How many boards per person?
How much of what?
Again and again the question arises: "how much, what do I need for my team? The short answer: The Design Thinking Set is designed for teams of 4 to 8 people.
The long answer is a bit more differentiated. Of course, it's something completely different whether I work permanently on a project with a Design Thinking team and also do Deep Dive User Research, whether I just want to conduct short workshops or equip a design or development studio.
Here are some rules of thumb, based on the orders / repeat orders from our customers and our experience:
For Design Thinking
For workshops per person and day: ∅ 0.5 - 1 Studioboard (if without Deep Dives), respectively 1 - 2 Studioboars (if with Deep Dives)
For permanent Design Thinking Teams: ∅ 3 - 5 studio boards per person, respectively at least 5 studio boards, if Deep Dive research (photos, interviews, behavior diaries, etc.) should get stuck on the boards during the project.
Per person regardless of duration: 1 Cube
Per group (i.e. if the team is divided into small groups, e.g. groups of 2 or 3 to work out a little more detail): 1 standing table, 1 toolbox and 1 easel (or 2 wall rails).
From the second room that is used, 1 trolley per room.
For agile software development
At least ∅ 1 Studioboard per employee (we have customers with >100 employees who use the double, depending of course strongly on the work culture).
Other studio tool products, similar number as for studios (see below).
(e.g. design, technology, innovation, architecture companies).
At least ∅ 2 studio boards per employee with less than 20 employees (all, incl. back office), or at least ∅ 1.5 studio boards per employee with more than 20 employees.
1 standing table, 1 toolbox, 1 easel for each flexible workspace / room, correspondingly more for large areas (number per group).
Additional Wall-Rails for free wall areas (by area).
At least 1 cube per 5 studio boards (excl. boards on the wall rails)
1 trolley per 15 - 30 boards (excl. boards at the wall rails).

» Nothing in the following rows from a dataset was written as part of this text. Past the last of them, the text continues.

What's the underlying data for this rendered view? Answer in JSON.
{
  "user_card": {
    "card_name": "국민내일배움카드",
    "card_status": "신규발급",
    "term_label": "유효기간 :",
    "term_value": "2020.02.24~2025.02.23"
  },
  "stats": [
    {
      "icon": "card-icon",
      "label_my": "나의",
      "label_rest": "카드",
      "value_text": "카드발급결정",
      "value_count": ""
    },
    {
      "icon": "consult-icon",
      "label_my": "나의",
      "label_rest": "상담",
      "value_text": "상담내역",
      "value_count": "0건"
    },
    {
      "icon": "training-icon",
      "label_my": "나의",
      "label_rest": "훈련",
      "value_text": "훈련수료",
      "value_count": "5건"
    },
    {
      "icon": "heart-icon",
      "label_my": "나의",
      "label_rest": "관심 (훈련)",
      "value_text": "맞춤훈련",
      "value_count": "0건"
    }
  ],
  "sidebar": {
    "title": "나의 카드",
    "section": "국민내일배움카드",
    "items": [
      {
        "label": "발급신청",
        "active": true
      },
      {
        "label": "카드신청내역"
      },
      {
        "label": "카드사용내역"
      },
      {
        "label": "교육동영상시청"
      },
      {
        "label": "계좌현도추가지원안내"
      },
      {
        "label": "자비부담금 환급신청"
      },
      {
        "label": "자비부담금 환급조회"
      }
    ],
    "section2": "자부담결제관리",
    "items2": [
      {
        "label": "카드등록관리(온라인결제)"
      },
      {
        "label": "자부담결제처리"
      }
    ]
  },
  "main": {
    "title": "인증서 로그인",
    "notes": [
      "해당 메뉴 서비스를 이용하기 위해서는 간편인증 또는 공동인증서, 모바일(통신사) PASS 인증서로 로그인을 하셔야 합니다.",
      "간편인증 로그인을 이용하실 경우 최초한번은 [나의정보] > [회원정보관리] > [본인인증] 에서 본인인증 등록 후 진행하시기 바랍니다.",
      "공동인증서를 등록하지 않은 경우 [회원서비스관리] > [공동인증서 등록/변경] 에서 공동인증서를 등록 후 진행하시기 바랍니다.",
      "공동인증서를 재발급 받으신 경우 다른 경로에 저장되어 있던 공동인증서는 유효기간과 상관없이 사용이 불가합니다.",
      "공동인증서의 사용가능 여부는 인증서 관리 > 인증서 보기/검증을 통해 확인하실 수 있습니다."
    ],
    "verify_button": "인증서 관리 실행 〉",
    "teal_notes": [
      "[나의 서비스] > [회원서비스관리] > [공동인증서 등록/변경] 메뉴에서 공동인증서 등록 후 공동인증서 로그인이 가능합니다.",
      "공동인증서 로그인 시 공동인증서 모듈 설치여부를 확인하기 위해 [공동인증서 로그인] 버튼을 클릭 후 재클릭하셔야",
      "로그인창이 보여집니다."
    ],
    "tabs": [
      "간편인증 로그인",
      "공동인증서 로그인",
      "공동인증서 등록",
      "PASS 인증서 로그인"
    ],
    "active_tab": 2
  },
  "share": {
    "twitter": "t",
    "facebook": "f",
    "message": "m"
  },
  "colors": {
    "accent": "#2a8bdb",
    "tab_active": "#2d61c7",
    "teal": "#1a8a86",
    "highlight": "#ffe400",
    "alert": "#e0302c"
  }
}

It is worthwhile to be a little more generous with the studio boards. This not only has the advantage that you can visualize and work on a large area, but also that you can use the boards in several rooms, use them as temporary room dividers or don't have to wipe everything out. So you can leave things standing and continue working on them with a fresh head or input at a later point in time. "Connecting the dots" is easier when you see the "dots".